A new article: "The Economics of Muslim Cultural Reform"

Friday, March 9, 2012

Well folks, I've got a new article out. It's a chapter in an edited volume put together by the folks at the Slavic Research Center in Hokkaido. The volume is entitled Asiatic Russia: Imperial Power in Regional and International Contexts and my piece is called "The Economics of Muslim Cultural Reform: Money, Power, and Muslim Communities in Late Imperial Russia."  

The article is about the issue of Muslim educational reform in late imperial Russia, a topic that is generally treated within the realm of ideas. Rather than look at 'debates' or 'arguments' about reforms, I zero in on a subject close to the heart of all teachers: cold hard cash. 

Borderland ski report

Wednesday, March 7, 2012

Well folks, up here at the Borderlands Lodge we've had, of course, very little snow this winter. That sucks, from a skiing standpoint, even if that has made it easier for me to continue tooling around town by bike. 
Finally, though, we had a good dumping of snow on Monday and Tuesday. I was itching to hit the slopes. Unfortunately, time would be tight. I had a meeting in the morning and would be participating on a panel in the evening.
Nevertheless, I managed a quick drive up to Bridger. I skied Alpine, the easiest slope, which is still sunny in the early afternoon (parts of Bridger get dark a bit early).

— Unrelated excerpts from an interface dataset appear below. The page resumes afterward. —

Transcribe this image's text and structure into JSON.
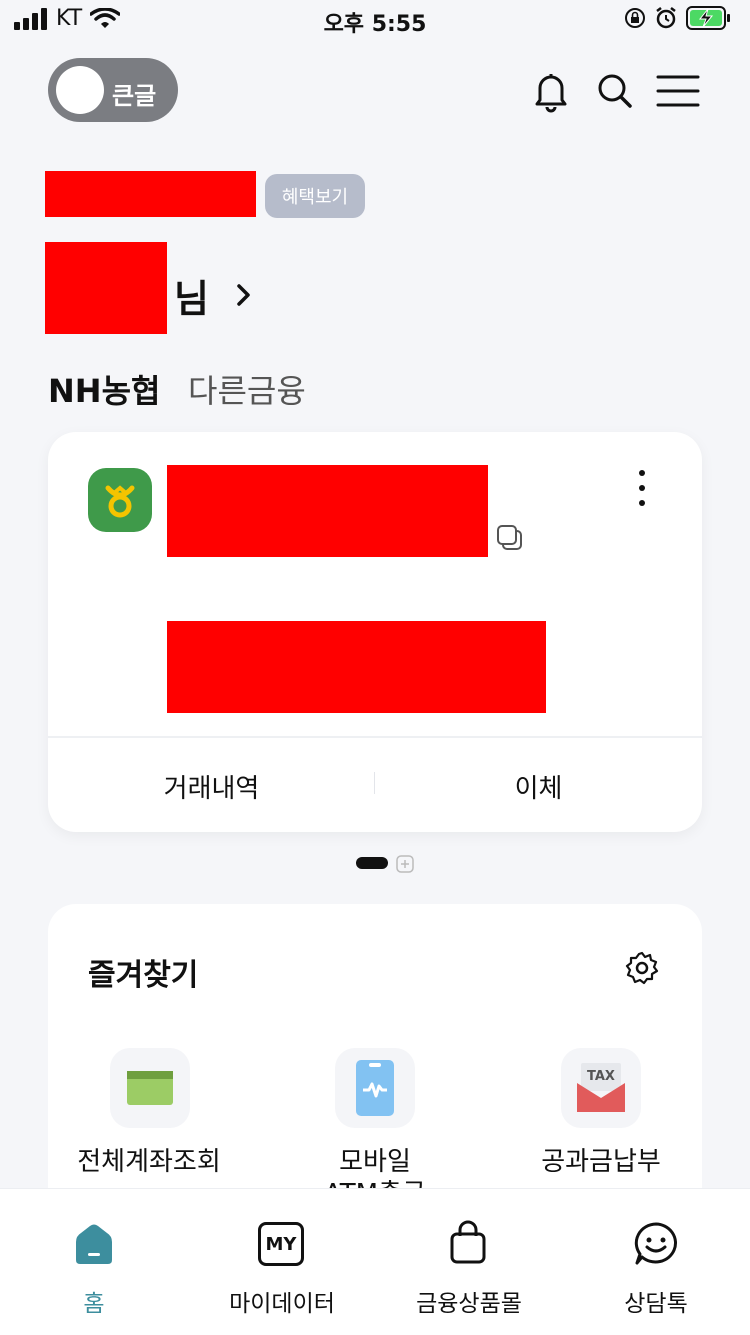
{
  "status": {
    "carrier": "KT",
    "time": "오후 5:55"
  },
  "top": {
    "toggle_label": "큰글",
    "icons": [
      "bell-icon",
      "search-icon",
      "menu-icon"
    ]
  },
  "user": {
    "benefit_label": "혜택보기",
    "suffix": "님"
  },
  "tabs": [
    "NH농협",
    "다른금융"
  ],
  "account_card": {
    "actions": [
      "거래내역",
      "이체"
    ]
  },
  "favorites": {
    "title": "즐겨찾기",
    "items": [
      {
        "label": "전체계좌조회",
        "icon": "wallet-icon"
      },
      {
        "label": "모바일\nATM출금",
        "icon": "mobile-atm-icon"
      },
      {
        "label": "공과금납부",
        "icon": "tax-envelope-icon",
        "badge": "TAX"
      }
    ]
  },
  "tabbar": {
    "items": [
      {
        "label": "홈",
        "icon": "home-icon",
        "active": true
      },
      {
        "label": "마이데이터",
        "icon": "my-icon",
        "icon_text": "MY"
      },
      {
        "label": "금융상품몰",
        "icon": "shopping-bag-icon"
      },
      {
        "label": "상담톡",
        "icon": "chat-smile-icon"
      }
    ]
  },
  "colors": {
    "accent": "#3d8e9e",
    "brand_green": "#3f9a4a",
    "redaction": "#ff0000"
  }
}
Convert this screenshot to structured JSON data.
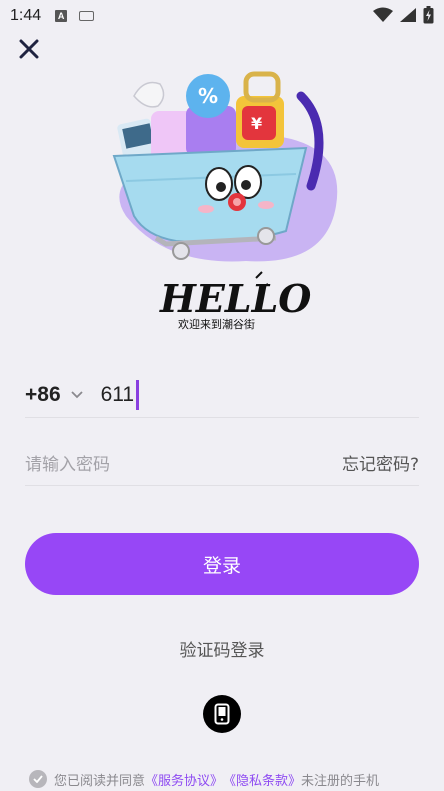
{
  "status_bar": {
    "time": "1:44"
  },
  "close_button": {
    "icon": "close-icon"
  },
  "hero": {
    "logo_text": "HELLO",
    "welcome_text": "欢迎来到潮谷街"
  },
  "phone": {
    "country_code": "+86",
    "value": "611"
  },
  "password": {
    "placeholder": "请输入密码",
    "forgot_label": "忘记密码?"
  },
  "login_button_label": "登录",
  "sms_login_label": "验证码登录",
  "phone_login_icon": "mobile-phone-icon",
  "agreement": {
    "prefix": "您已阅读并同意",
    "service_link": "《服务协议》",
    "privacy_link": "《隐私条款》",
    "suffix": "未注册的手机"
  },
  "colors": {
    "accent": "#9747f6",
    "link": "#8e4bf2",
    "background": "#f0eff4"
  }
}
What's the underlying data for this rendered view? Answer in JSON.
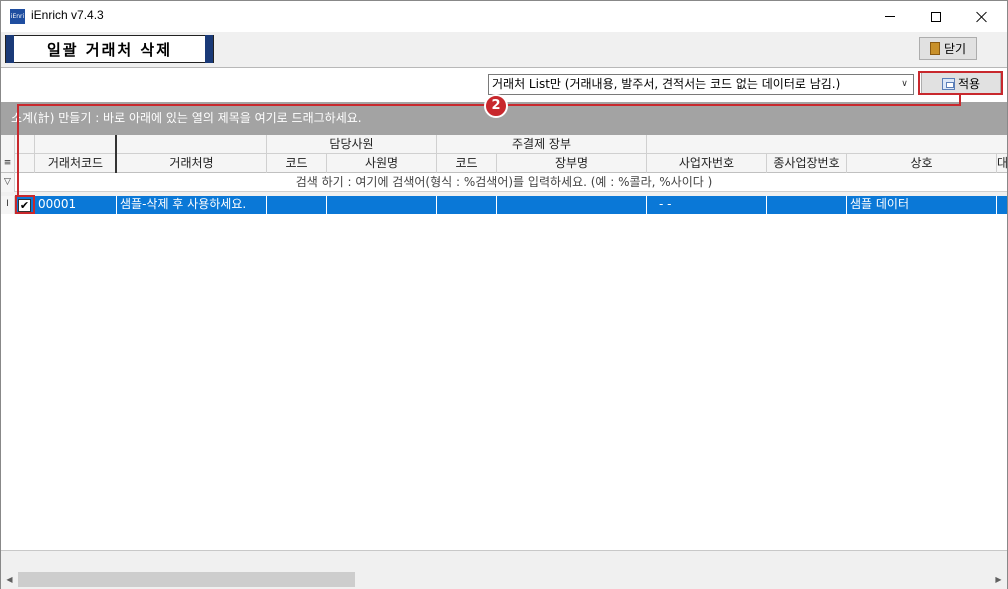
{
  "window": {
    "title": "iEnrich v7.4.3",
    "app_icon_text": "iEnri"
  },
  "header": {
    "page_title": "일괄 거래처 삭제",
    "close_label": "닫기"
  },
  "toolbar": {
    "filter_value": "거래처 List만 (거래내용, 발주서, 견적서는 코드 없는 데이터로 남김.)",
    "apply_label": "적용"
  },
  "annotation": {
    "badge": "2"
  },
  "groupband": {
    "text": "소계(計) 만들기 : 바로 아래에 있는 열의 제목을 여기로 드래그하세요."
  },
  "grid": {
    "group_headers": {
      "manager": "담당사원",
      "ledger": "주결제 장부"
    },
    "columns": {
      "code": "거래처코드",
      "name": "거래처명",
      "mgr_code": "코드",
      "mgr_name": "사원명",
      "ledger_code": "코드",
      "ledger_name": "장부명",
      "biz_no": "사업자번호",
      "sub_biz_no": "종사업장번호",
      "company": "상호",
      "overflow": "대"
    },
    "search_hint": "검색 하기 : 여기에 검색어(형식 : %검색어)를 입력하세요. (예 : %콜라, %사이다 )",
    "row": {
      "checked": "✔",
      "code": "00001",
      "name": "샘플-삭제 후 사용하세요.",
      "biz_no": "-  -",
      "company": "샘플 데이터"
    }
  },
  "colors": {
    "selection": "#0a78d7",
    "annotation": "#c8282d",
    "group_band": "#a3a3a3"
  }
}
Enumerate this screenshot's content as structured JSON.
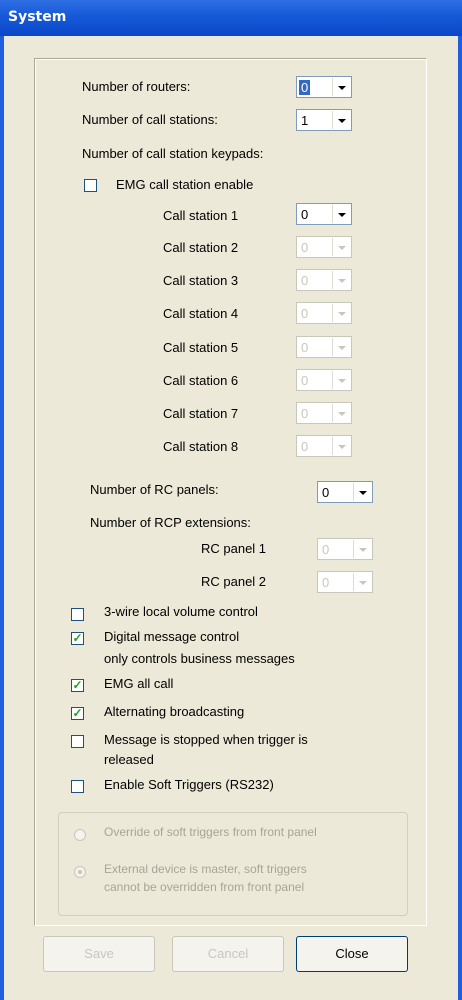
{
  "window": {
    "title": "System"
  },
  "routers": {
    "label": "Number of routers:",
    "value": "0"
  },
  "call_stations": {
    "label": "Number of call stations:",
    "value": "1"
  },
  "keypads": {
    "label": "Number of call station keypads:"
  },
  "emg_call_station": {
    "label": "EMG call station enable",
    "checked": false
  },
  "stations": [
    {
      "label": "Call station 1",
      "value": "0"
    },
    {
      "label": "Call station 2",
      "value": "0"
    },
    {
      "label": "Call station 3",
      "value": "0"
    },
    {
      "label": "Call station 4",
      "value": "0"
    },
    {
      "label": "Call station 5",
      "value": "0"
    },
    {
      "label": "Call station 6",
      "value": "0"
    },
    {
      "label": "Call station 7",
      "value": "0"
    },
    {
      "label": "Call station 8",
      "value": "0"
    }
  ],
  "rc_panels": {
    "label": "Number of RC panels:",
    "value": "0"
  },
  "rcp_extensions": {
    "label": "Number of RCP extensions:"
  },
  "rc_panel_1": {
    "label": "RC panel 1",
    "value": "0"
  },
  "rc_panel_2": {
    "label": "RC panel 2",
    "value": "0"
  },
  "options": {
    "three_wire": {
      "label": "3-wire local volume control",
      "checked": false
    },
    "digital_msg": {
      "label": "Digital message control",
      "label2": "only controls business messages",
      "checked": true
    },
    "emg_all_call": {
      "label": "EMG all call",
      "checked": true
    },
    "alternating": {
      "label": "Alternating broadcasting",
      "checked": true
    },
    "msg_stopped": {
      "label": "Message is stopped when trigger is",
      "label2": "released",
      "checked": false
    },
    "soft_triggers": {
      "label": "Enable Soft Triggers (RS232)",
      "checked": false
    }
  },
  "soft_group": {
    "override": "Override of soft triggers from front panel",
    "external_1": "External device is master, soft triggers",
    "external_2": "cannot be overridden from front panel"
  },
  "buttons": {
    "save": "Save",
    "cancel": "Cancel",
    "close": "Close"
  }
}
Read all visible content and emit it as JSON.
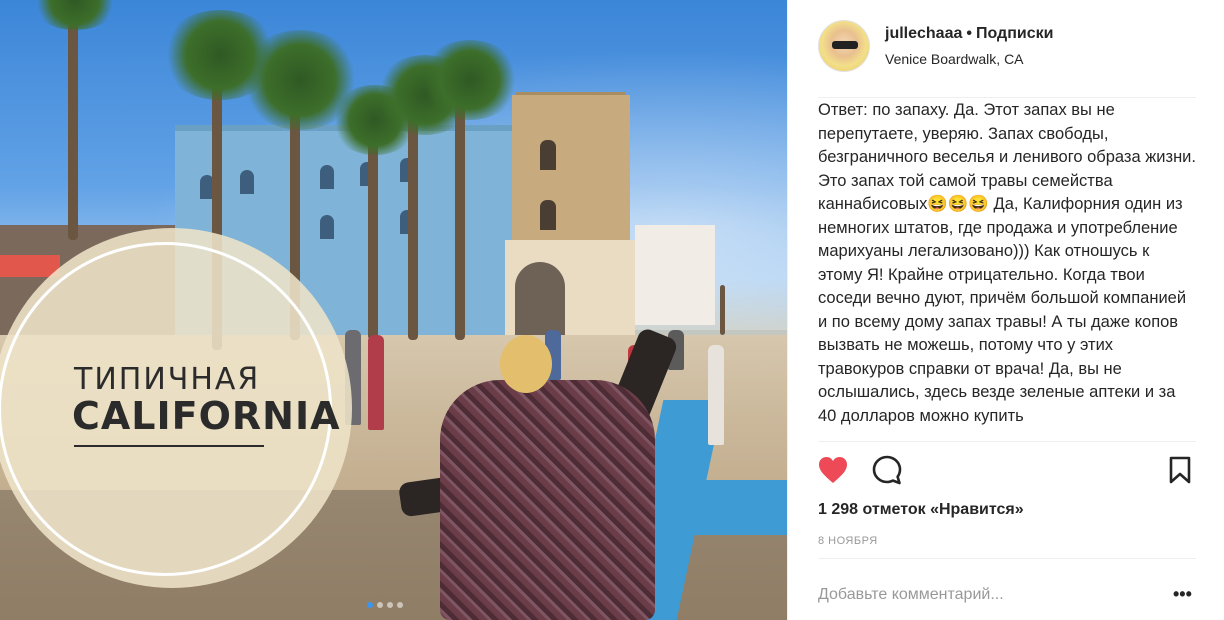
{
  "photo": {
    "overlay_line1": "ТИПИЧНАЯ",
    "overlay_line2": "CALIFORNIA",
    "carousel_dots": 4,
    "carousel_active_index": 0
  },
  "header": {
    "username": "jullechaaa",
    "separator": "•",
    "follow_label": "Подписки",
    "location": "Venice Boardwalk, CA"
  },
  "caption": {
    "text": "Ответ: по запаху. Да. Этот запах вы не перепутаете, уверяю. Запах свободы, безграничного веселья и ленивого образа жизни. Это запах той самой травы семейства каннабисовых😆😆😆 Да, Калифорния один из немногих штатов, где продажа и употребление марихуаны легализовано))) Как отношусь к этому Я! Крайне отрицательно. Когда твои соседи вечно дуют, причём большой компанией и по всему дому запах травы! А ты даже копов вызвать не можешь, потому что у этих травокуров справки от врача! Да, вы не ослышались, здесь везде зеленые аптеки и за 40 долларов можно купить"
  },
  "actions": {
    "like_icon": "heart-filled-icon",
    "comment_icon": "speech-bubble-icon",
    "save_icon": "bookmark-icon",
    "like_color": "#ed4956"
  },
  "likes_text": "1 298 отметок «Нравится»",
  "date_text": "8 НОЯБРЯ",
  "comment_placeholder": "Добавьте комментарий...",
  "more_label": "•••"
}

True confession: I'd always considered skiing a bit decadent. A bit like golf. Yes, you're in the great outdoors but you're getting in a car and driving in order to go down a hill they've developed. Expensive gear is important. I get it.

But I'd skied as a kid, and have fond memories of ending a day at Boyne Mountain in northern Michigan, following my Dad down an empty tree-lined trail back to the hotel. I think this is one reason why I like skiing the Alpine lift at Bridger.

Losing the liberal autocrat

Tuesday, March 6, 2012

I read an interesting set of editorials in the NYT today about Russia, Putin, and the latest elections. Interesting stuff, but maybe I'm just saying that because I'm still a Russia geek, even after all these years.

One point that I was looking to see brought up was what might transpire if Putin were to be driven out of power at some point. My sense is that most people in the US think that this would be a good thing. 

Without question, Putin is an autocrat. But while his background is that of the KGB, it's also that of St. Petersburg and late-era Soviet liberalism. While Putin is hardly cuddly and nice, he was by no means the most odious political figure to emerge in Russia in the 1990s.

Is Putin a liberal? Not really, under most people's definition of the term. But he's an institutional man, a complete non-populist. He's like David Stern today or Mintemir Shaimiev circa 2000, someone who's been around so long that he's mostly interested in preserving the status quo at this point. Staying in power. Increasingly predictable.

In other words: Putin might not care much about little Central Asian girls getting beaten up in St. Petersburg, but he's no fascist. No radical.

But that old guard is slipping away. First Rakhimov. Then Shaimiev. And then? 

Where have you gone, Mintemir?